Gareth Watkins looks back at the events that shaped our rainbow community.

10 June 1868

“Harry” Holland was born in Australia. A printer by trade, Holland went on to lead the New Zealand Labour Party from 1919-1933. After his death, artist Richard Gross was commissioned to sculpt a public monument that would commemorate Holland’s work for humanity. Gross created a striking nude male figure, which has been described in a variety of ways – from representing “emancipated youth looking upwards to higher things” to “an extremely buff, naked dude gazing out over his beloved Wellington.” A local rainbow walking tour in the 1990s described the work as the capital’s most homoerotic piece of outdoor art.


26 June 1967 

Rev. Godfrey Wilson delivered a sermon at St Peter’s Anglican church highlighting the negative treatment of homosexuals in our society. It was, at that time, a radical call for acceptance and inclusion.  The groundbreaking sermon was broadcast live on National Radio and is probably the first of its kind to be heard in New Zealand. In 2017, the service was repeated to mark the 50th anniversary. This time it was led by Rev. Annette Cater, who at the end, blessed the rainbow banners in the church – which included the one she made from materials used for creating clergy vestments.

28 June 1969 

This year marks the 50th anniversary of the Stonewall Riots in New York City.
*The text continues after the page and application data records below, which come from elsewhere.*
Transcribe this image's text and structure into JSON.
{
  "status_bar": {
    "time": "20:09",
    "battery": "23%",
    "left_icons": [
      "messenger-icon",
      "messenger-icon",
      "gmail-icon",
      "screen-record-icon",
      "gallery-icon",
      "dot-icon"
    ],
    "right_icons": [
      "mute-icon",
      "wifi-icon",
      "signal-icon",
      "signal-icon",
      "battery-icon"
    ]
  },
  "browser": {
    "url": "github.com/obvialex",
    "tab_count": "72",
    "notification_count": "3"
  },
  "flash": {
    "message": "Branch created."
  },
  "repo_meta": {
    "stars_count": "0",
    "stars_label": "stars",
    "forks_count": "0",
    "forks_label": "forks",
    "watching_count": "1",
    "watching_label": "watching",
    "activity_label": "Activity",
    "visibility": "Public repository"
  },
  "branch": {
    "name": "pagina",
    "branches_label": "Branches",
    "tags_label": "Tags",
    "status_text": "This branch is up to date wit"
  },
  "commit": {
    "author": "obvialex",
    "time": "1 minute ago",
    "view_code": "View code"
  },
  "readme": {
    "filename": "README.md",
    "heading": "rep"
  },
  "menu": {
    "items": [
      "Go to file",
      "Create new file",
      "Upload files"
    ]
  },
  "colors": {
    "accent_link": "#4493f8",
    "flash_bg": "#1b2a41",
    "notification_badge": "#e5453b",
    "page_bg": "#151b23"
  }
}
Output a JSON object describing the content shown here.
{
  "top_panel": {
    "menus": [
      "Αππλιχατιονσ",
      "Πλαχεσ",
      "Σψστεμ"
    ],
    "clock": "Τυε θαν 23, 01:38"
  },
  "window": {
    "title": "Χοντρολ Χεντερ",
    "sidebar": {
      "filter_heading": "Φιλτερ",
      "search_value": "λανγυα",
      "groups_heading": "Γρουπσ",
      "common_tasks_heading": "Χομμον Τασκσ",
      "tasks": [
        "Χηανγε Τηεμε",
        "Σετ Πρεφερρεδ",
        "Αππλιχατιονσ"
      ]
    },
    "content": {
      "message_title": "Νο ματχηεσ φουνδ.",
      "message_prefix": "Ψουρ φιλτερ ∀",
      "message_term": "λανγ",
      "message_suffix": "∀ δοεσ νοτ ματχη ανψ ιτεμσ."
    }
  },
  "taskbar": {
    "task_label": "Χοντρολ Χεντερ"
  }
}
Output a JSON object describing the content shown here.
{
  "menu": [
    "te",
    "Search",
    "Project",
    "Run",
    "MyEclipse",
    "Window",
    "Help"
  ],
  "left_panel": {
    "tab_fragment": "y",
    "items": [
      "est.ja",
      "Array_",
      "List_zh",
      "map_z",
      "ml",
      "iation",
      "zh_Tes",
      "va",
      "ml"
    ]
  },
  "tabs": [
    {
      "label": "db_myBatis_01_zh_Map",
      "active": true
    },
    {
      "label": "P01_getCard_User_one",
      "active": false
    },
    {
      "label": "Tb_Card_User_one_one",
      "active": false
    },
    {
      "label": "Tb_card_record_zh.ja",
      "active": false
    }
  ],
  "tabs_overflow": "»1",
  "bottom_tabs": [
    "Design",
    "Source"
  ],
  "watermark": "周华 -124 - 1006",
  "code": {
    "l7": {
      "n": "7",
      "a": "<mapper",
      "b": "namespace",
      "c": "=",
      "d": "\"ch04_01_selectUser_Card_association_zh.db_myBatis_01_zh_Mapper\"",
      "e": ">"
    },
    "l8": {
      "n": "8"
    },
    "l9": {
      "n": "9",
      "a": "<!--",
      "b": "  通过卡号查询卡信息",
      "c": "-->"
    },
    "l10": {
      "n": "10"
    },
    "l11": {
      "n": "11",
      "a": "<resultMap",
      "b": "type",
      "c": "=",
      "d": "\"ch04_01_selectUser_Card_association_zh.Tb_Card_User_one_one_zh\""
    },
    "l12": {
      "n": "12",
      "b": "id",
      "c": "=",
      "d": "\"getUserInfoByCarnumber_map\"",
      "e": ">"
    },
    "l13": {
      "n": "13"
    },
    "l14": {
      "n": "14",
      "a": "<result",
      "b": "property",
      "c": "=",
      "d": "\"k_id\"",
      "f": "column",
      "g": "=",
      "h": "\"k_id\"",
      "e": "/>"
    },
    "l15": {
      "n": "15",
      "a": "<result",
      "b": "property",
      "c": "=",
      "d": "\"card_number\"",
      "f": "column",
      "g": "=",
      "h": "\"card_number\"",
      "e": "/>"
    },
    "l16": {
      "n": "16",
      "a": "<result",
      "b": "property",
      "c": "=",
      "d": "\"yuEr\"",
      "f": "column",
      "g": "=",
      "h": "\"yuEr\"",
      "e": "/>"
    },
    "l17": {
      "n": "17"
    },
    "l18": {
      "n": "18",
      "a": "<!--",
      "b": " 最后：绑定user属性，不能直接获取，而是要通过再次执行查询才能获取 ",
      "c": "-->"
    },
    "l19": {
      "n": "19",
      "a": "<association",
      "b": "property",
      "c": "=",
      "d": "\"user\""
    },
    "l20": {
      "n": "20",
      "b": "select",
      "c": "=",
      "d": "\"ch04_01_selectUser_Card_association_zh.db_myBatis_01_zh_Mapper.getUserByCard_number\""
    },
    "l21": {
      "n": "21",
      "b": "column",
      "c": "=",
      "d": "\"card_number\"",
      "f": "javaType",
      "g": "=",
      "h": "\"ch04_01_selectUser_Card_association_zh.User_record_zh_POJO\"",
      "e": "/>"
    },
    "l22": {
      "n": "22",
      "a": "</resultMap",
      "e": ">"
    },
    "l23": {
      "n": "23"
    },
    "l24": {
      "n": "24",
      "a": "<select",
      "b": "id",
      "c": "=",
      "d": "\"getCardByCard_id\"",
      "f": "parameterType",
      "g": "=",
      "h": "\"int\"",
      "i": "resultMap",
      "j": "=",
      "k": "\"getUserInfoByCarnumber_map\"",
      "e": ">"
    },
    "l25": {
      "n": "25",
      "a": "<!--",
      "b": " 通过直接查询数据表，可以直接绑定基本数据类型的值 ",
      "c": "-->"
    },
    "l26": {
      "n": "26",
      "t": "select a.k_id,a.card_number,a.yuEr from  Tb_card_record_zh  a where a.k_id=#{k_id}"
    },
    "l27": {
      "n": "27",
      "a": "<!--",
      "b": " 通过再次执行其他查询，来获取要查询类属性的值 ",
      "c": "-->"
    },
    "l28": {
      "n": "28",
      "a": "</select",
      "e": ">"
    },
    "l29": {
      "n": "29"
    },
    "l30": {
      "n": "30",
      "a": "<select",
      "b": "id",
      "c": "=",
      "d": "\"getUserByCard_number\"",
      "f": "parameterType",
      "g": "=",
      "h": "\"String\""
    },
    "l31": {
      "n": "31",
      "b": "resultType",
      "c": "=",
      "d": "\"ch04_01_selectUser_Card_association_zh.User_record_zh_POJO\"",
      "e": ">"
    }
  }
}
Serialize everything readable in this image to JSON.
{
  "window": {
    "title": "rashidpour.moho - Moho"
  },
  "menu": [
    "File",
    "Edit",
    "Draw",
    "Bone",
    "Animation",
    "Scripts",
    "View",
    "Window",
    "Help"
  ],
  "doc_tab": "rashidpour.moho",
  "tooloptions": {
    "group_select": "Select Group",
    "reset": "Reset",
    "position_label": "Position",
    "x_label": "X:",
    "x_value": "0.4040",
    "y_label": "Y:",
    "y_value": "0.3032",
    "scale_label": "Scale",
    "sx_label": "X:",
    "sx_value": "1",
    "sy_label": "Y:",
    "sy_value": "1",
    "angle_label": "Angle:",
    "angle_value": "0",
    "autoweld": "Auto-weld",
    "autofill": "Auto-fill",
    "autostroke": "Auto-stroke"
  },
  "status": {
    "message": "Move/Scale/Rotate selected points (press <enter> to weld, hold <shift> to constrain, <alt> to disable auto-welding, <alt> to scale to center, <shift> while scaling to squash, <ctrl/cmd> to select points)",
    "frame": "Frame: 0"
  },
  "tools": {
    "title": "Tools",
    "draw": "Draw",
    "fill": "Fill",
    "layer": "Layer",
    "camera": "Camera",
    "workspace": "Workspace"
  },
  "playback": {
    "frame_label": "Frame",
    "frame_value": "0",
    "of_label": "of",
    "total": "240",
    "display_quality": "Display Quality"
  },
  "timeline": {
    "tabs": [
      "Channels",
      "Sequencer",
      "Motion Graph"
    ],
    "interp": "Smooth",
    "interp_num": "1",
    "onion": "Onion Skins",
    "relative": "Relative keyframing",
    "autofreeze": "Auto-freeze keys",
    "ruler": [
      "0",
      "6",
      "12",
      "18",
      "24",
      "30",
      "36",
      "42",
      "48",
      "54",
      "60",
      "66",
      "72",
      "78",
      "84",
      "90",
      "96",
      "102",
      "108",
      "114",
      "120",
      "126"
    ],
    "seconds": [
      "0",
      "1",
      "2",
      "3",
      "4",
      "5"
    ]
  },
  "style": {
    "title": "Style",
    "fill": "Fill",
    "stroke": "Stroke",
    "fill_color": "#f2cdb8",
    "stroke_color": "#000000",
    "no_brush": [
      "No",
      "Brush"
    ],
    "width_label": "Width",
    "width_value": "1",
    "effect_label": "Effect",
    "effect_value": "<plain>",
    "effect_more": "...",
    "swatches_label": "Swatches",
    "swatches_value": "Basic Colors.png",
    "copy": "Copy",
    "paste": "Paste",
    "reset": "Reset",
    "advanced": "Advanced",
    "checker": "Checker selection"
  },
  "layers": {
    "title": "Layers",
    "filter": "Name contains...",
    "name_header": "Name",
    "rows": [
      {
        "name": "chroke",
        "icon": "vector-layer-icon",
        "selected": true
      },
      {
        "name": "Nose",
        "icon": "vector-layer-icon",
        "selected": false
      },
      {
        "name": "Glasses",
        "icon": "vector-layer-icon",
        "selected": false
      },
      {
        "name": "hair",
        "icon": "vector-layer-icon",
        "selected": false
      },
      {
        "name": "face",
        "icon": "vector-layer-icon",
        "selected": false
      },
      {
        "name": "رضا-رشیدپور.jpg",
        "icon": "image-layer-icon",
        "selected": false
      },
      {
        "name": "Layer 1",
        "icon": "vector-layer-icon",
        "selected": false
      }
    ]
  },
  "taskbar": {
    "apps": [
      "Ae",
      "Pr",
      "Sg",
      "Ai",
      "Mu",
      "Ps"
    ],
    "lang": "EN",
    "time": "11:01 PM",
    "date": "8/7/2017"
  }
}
Although the push for homosexual law reform had already begun years earlier in New Zealand, the Stonewall uprising still resonated here strongly. By the early 1970s, numerous Gay Liberation groups had formed and Gay Pride weeks were being held here around Stonewall’s anniversary. Pride activities weren’t confined to large centres.  On 24 June 1974, a television programme featured a gay man and his father in Coromandel preparing to bravely march solo in solidarity with other pride marches. By June 1981, Pride posters promoted a simple but powerful message: “After thousands of years in hiding, we are moving into the light. Our right to live, our right to love.”

25 June 1979

Media reported that a newly enacted Defence Council regulation simply formalised a long-held policy in the New Zealand Defence Force to discharge practising homosexuals. The Secretary of Defence, Mr D.B. McLean said that homosexuality was something that “the services considered detrimental to good order and discipline.” The persecution of individuals was highlighted in a case from 1985 where a serviceman was outed to his parents by the Defence Force sending them a letter saying that their son had been discharged because he was “a practising homosexual.” It wasn’t until after the passing of the Human Rights Act 1993 that the NZDF allowed openly homosexual people to join and serve.

25 June 2003

The Prostitution Reform Bill narrowly passed its third and final reading in Parliament, with voting 60/59.  In doing so, New Zealand became the first country in the world to decriminalise sex work. The New Zealand Prostitutes’ Collective had been advocating for reform since its inception in 1987. That call was taken up by Labour MP Tim Barnett who introduced a bill that would enable sex workers to have access to the same protections afforded to workers in other industries. Speaking during the final debate, MP Georgina Beyer said that she was voting for the Bill “for all the prostitutes I have ever known who have died before the age of 20 because of the inhumanity and hypocrisy of a society that would not ever give them the chance to redeem whatever circumstances made them arrive in that industry.”

16 June 2017 

Athlete and change-maker Aaron Fleming was presented with a Blake Leader Award from the Sir Peter Blake Trust. As a teenager, Fleming’s lung had collapsed four times. His surgeon told him that he would not be able to physically exert himself ever again. Using this as motivation, Fleming took on the sport of Ironman, completing his first event just five years later. Fleming came out in 2007, and along with athletes Louisa Wall, Blake Skjellerup and Robbie Manson, are Proud to Play NZ Ambassadors – promoting inclusive sports and recreations throughout the country

Article | Gareth Watkins – Gareth Watkins runs PrideNZ, a community website exploring the voices and opinions of Aotearoa New Zealand’s rainbow communities through over 700 audio recordings of interviews and local LGBTI events.